DIRECTIONS
Copy each line below exactly as it appears. Pictures are to be omitted.

RECORDS TO PROCESS
===============

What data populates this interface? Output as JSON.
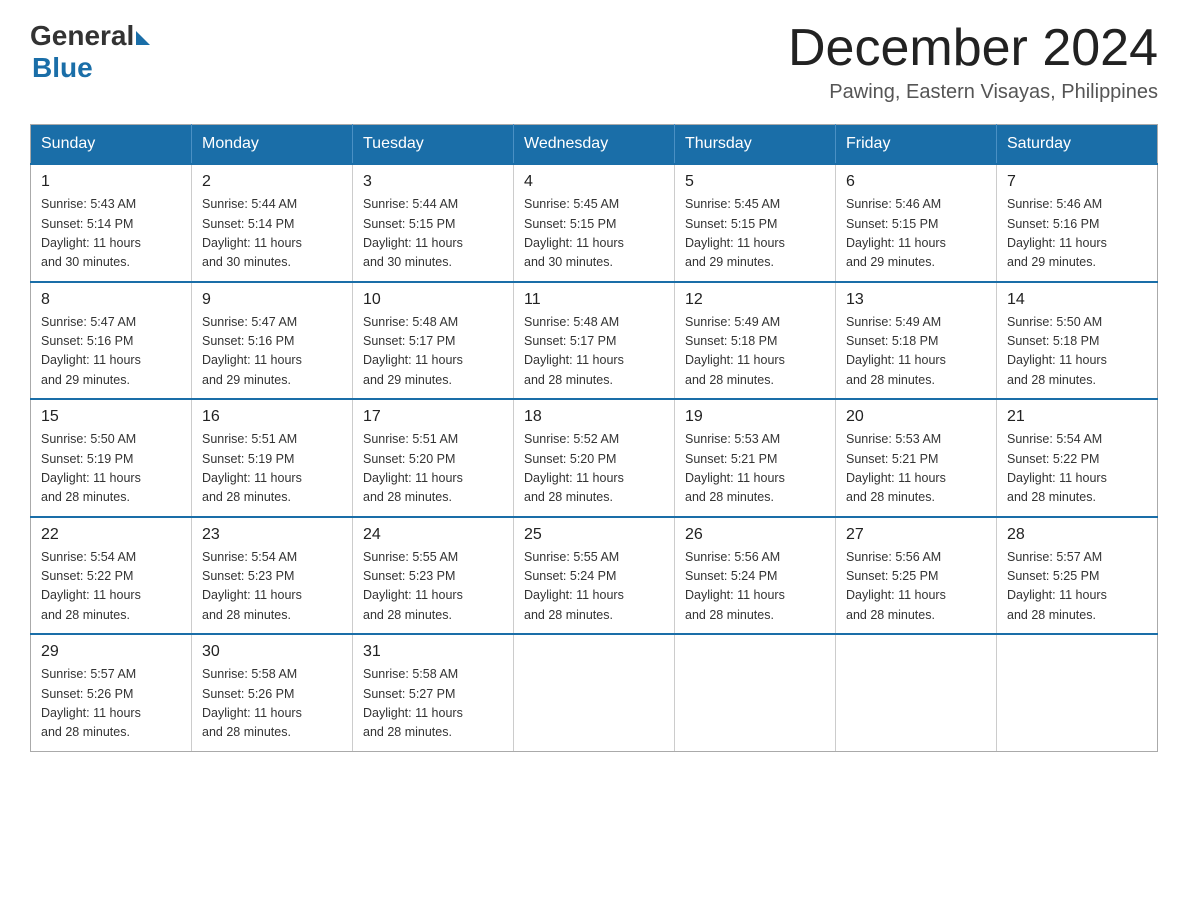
{
  "logo": {
    "general": "General",
    "blue": "Blue"
  },
  "title": "December 2024",
  "location": "Pawing, Eastern Visayas, Philippines",
  "weekdays": [
    "Sunday",
    "Monday",
    "Tuesday",
    "Wednesday",
    "Thursday",
    "Friday",
    "Saturday"
  ],
  "weeks": [
    [
      {
        "day": "1",
        "info": "Sunrise: 5:43 AM\nSunset: 5:14 PM\nDaylight: 11 hours\nand 30 minutes."
      },
      {
        "day": "2",
        "info": "Sunrise: 5:44 AM\nSunset: 5:14 PM\nDaylight: 11 hours\nand 30 minutes."
      },
      {
        "day": "3",
        "info": "Sunrise: 5:44 AM\nSunset: 5:15 PM\nDaylight: 11 hours\nand 30 minutes."
      },
      {
        "day": "4",
        "info": "Sunrise: 5:45 AM\nSunset: 5:15 PM\nDaylight: 11 hours\nand 30 minutes."
      },
      {
        "day": "5",
        "info": "Sunrise: 5:45 AM\nSunset: 5:15 PM\nDaylight: 11 hours\nand 29 minutes."
      },
      {
        "day": "6",
        "info": "Sunrise: 5:46 AM\nSunset: 5:15 PM\nDaylight: 11 hours\nand 29 minutes."
      },
      {
        "day": "7",
        "info": "Sunrise: 5:46 AM\nSunset: 5:16 PM\nDaylight: 11 hours\nand 29 minutes."
      }
    ],
    [
      {
        "day": "8",
        "info": "Sunrise: 5:47 AM\nSunset: 5:16 PM\nDaylight: 11 hours\nand 29 minutes."
      },
      {
        "day": "9",
        "info": "Sunrise: 5:47 AM\nSunset: 5:16 PM\nDaylight: 11 hours\nand 29 minutes."
      },
      {
        "day": "10",
        "info": "Sunrise: 5:48 AM\nSunset: 5:17 PM\nDaylight: 11 hours\nand 29 minutes."
      },
      {
        "day": "11",
        "info": "Sunrise: 5:48 AM\nSunset: 5:17 PM\nDaylight: 11 hours\nand 28 minutes."
      },
      {
        "day": "12",
        "info": "Sunrise: 5:49 AM\nSunset: 5:18 PM\nDaylight: 11 hours\nand 28 minutes."
      },
      {
        "day": "13",
        "info": "Sunrise: 5:49 AM\nSunset: 5:18 PM\nDaylight: 11 hours\nand 28 minutes."
      },
      {
        "day": "14",
        "info": "Sunrise: 5:50 AM\nSunset: 5:18 PM\nDaylight: 11 hours\nand 28 minutes."
      }
    ],
    [
      {
        "day": "15",
        "info": "Sunrise: 5:50 AM\nSunset: 5:19 PM\nDaylight: 11 hours\nand 28 minutes."
      },
      {
        "day": "16",
        "info": "Sunrise: 5:51 AM\nSunset: 5:19 PM\nDaylight: 11 hours\nand 28 minutes."
      },
      {
        "day": "17",
        "info": "Sunrise: 5:51 AM\nSunset: 5:20 PM\nDaylight: 11 hours\nand 28 minutes."
      },
      {
        "day": "18",
        "info": "Sunrise: 5:52 AM\nSunset: 5:20 PM\nDaylight: 11 hours\nand 28 minutes."
      },
      {
        "day": "19",
        "info": "Sunrise: 5:53 AM\nSunset: 5:21 PM\nDaylight: 11 hours\nand 28 minutes."
      },
      {
        "day": "20",
        "info": "Sunrise: 5:53 AM\nSunset: 5:21 PM\nDaylight: 11 hours\nand 28 minutes."
      },
      {
        "day": "21",
        "info": "Sunrise: 5:54 AM\nSunset: 5:22 PM\nDaylight: 11 hours\nand 28 minutes."
      }
    ],
    [
      {
        "day": "22",
        "info": "Sunrise: 5:54 AM\nSunset: 5:22 PM\nDaylight: 11 hours\nand 28 minutes."
      },
      {
        "day": "23",
        "info": "Sunrise: 5:54 AM\nSunset: 5:23 PM\nDaylight: 11 hours\nand 28 minutes."
      },
      {
        "day": "24",
        "info": "Sunrise: 5:55 AM\nSunset: 5:23 PM\nDaylight: 11 hours\nand 28 minutes."
      },
      {
        "day": "25",
        "info": "Sunrise: 5:55 AM\nSunset: 5:24 PM\nDaylight: 11 hours\nand 28 minutes."
      },
      {
        "day": "26",
        "info": "Sunrise: 5:56 AM\nSunset: 5:24 PM\nDaylight: 11 hours\nand 28 minutes."
      },
      {
        "day": "27",
        "info": "Sunrise: 5:56 AM\nSunset: 5:25 PM\nDaylight: 11 hours\nand 28 minutes."
      },
      {
        "day": "28",
        "info": "Sunrise: 5:57 AM\nSunset: 5:25 PM\nDaylight: 11 hours\nand 28 minutes."
      }
    ],
    [
      {
        "day": "29",
        "info": "Sunrise: 5:57 AM\nSunset: 5:26 PM\nDaylight: 11 hours\nand 28 minutes."
      },
      {
        "day": "30",
        "info": "Sunrise: 5:58 AM\nSunset: 5:26 PM\nDaylight: 11 hours\nand 28 minutes."
      },
      {
        "day": "31",
        "info": "Sunrise: 5:58 AM\nSunset: 5:27 PM\nDaylight: 11 hours\nand 28 minutes."
      },
      {
        "day": "",
        "info": ""
      },
      {
        "day": "",
        "info": ""
      },
      {
        "day": "",
        "info": ""
      },
      {
        "day": "",
        "info": ""
      }
    ]
  ]
}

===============

FINISHED EXERCISE
What data populates this interface? Output as JSON.
{
  "logo": {
    "general": "General",
    "blue": "Blue"
  },
  "title": "December 2024",
  "location": "Pawing, Eastern Visayas, Philippines",
  "weekdays": [
    "Sunday",
    "Monday",
    "Tuesday",
    "Wednesday",
    "Thursday",
    "Friday",
    "Saturday"
  ],
  "weeks": [
    [
      {
        "day": "1",
        "info": "Sunrise: 5:43 AM\nSunset: 5:14 PM\nDaylight: 11 hours\nand 30 minutes."
      },
      {
        "day": "2",
        "info": "Sunrise: 5:44 AM\nSunset: 5:14 PM\nDaylight: 11 hours\nand 30 minutes."
      },
      {
        "day": "3",
        "info": "Sunrise: 5:44 AM\nSunset: 5:15 PM\nDaylight: 11 hours\nand 30 minutes."
      },
      {
        "day": "4",
        "info": "Sunrise: 5:45 AM\nSunset: 5:15 PM\nDaylight: 11 hours\nand 30 minutes."
      },
      {
        "day": "5",
        "info": "Sunrise: 5:45 AM\nSunset: 5:15 PM\nDaylight: 11 hours\nand 29 minutes."
      },
      {
        "day": "6",
        "info": "Sunrise: 5:46 AM\nSunset: 5:15 PM\nDaylight: 11 hours\nand 29 minutes."
      },
      {
        "day": "7",
        "info": "Sunrise: 5:46 AM\nSunset: 5:16 PM\nDaylight: 11 hours\nand 29 minutes."
      }
    ],
    [
      {
        "day": "8",
        "info": "Sunrise: 5:47 AM\nSunset: 5:16 PM\nDaylight: 11 hours\nand 29 minutes."
      },
      {
        "day": "9",
        "info": "Sunrise: 5:47 AM\nSunset: 5:16 PM\nDaylight: 11 hours\nand 29 minutes."
      },
      {
        "day": "10",
        "info": "Sunrise: 5:48 AM\nSunset: 5:17 PM\nDaylight: 11 hours\nand 29 minutes."
      },
      {
        "day": "11",
        "info": "Sunrise: 5:48 AM\nSunset: 5:17 PM\nDaylight: 11 hours\nand 28 minutes."
      },
      {
        "day": "12",
        "info": "Sunrise: 5:49 AM\nSunset: 5:18 PM\nDaylight: 11 hours\nand 28 minutes."
      },
      {
        "day": "13",
        "info": "Sunrise: 5:49 AM\nSunset: 5:18 PM\nDaylight: 11 hours\nand 28 minutes."
      },
      {
        "day": "14",
        "info": "Sunrise: 5:50 AM\nSunset: 5:18 PM\nDaylight: 11 hours\nand 28 minutes."
      }
    ],
    [
      {
        "day": "15",
        "info": "Sunrise: 5:50 AM\nSunset: 5:19 PM\nDaylight: 11 hours\nand 28 minutes."
      },
      {
        "day": "16",
        "info": "Sunrise: 5:51 AM\nSunset: 5:19 PM\nDaylight: 11 hours\nand 28 minutes."
      },
      {
        "day": "17",
        "info": "Sunrise: 5:51 AM\nSunset: 5:20 PM\nDaylight: 11 hours\nand 28 minutes."
      },
      {
        "day": "18",
        "info": "Sunrise: 5:52 AM\nSunset: 5:20 PM\nDaylight: 11 hours\nand 28 minutes."
      },
      {
        "day": "19",
        "info": "Sunrise: 5:53 AM\nSunset: 5:21 PM\nDaylight: 11 hours\nand 28 minutes."
      },
      {
        "day": "20",
        "info": "Sunrise: 5:53 AM\nSunset: 5:21 PM\nDaylight: 11 hours\nand 28 minutes."
      },
      {
        "day": "21",
        "info": "Sunrise: 5:54 AM\nSunset: 5:22 PM\nDaylight: 11 hours\nand 28 minutes."
      }
    ],
    [
      {
        "day": "22",
        "info": "Sunrise: 5:54 AM\nSunset: 5:22 PM\nDaylight: 11 hours\nand 28 minutes."
      },
      {
        "day": "23",
        "info": "Sunrise: 5:54 AM\nSunset: 5:23 PM\nDaylight: 11 hours\nand 28 minutes."
      },
      {
        "day": "24",
        "info": "Sunrise: 5:55 AM\nSunset: 5:23 PM\nDaylight: 11 hours\nand 28 minutes."
      },
      {
        "day": "25",
        "info": "Sunrise: 5:55 AM\nSunset: 5:24 PM\nDaylight: 11 hours\nand 28 minutes."
      },
      {
        "day": "26",
        "info": "Sunrise: 5:56 AM\nSunset: 5:24 PM\nDaylight: 11 hours\nand 28 minutes."
      },
      {
        "day": "27",
        "info": "Sunrise: 5:56 AM\nSunset: 5:25 PM\nDaylight: 11 hours\nand 28 minutes."
      },
      {
        "day": "28",
        "info": "Sunrise: 5:57 AM\nSunset: 5:25 PM\nDaylight: 11 hours\nand 28 minutes."
      }
    ],
    [
      {
        "day": "29",
        "info": "Sunrise: 5:57 AM\nSunset: 5:26 PM\nDaylight: 11 hours\nand 28 minutes."
      },
      {
        "day": "30",
        "info": "Sunrise: 5:58 AM\nSunset: 5:26 PM\nDaylight: 11 hours\nand 28 minutes."
      },
      {
        "day": "31",
        "info": "Sunrise: 5:58 AM\nSunset: 5:27 PM\nDaylight: 11 hours\nand 28 minutes."
      },
      {
        "day": "",
        "info": ""
      },
      {
        "day": "",
        "info": ""
      },
      {
        "day": "",
        "info": ""
      },
      {
        "day": "",
        "info": ""
      }
    ]
  ]
}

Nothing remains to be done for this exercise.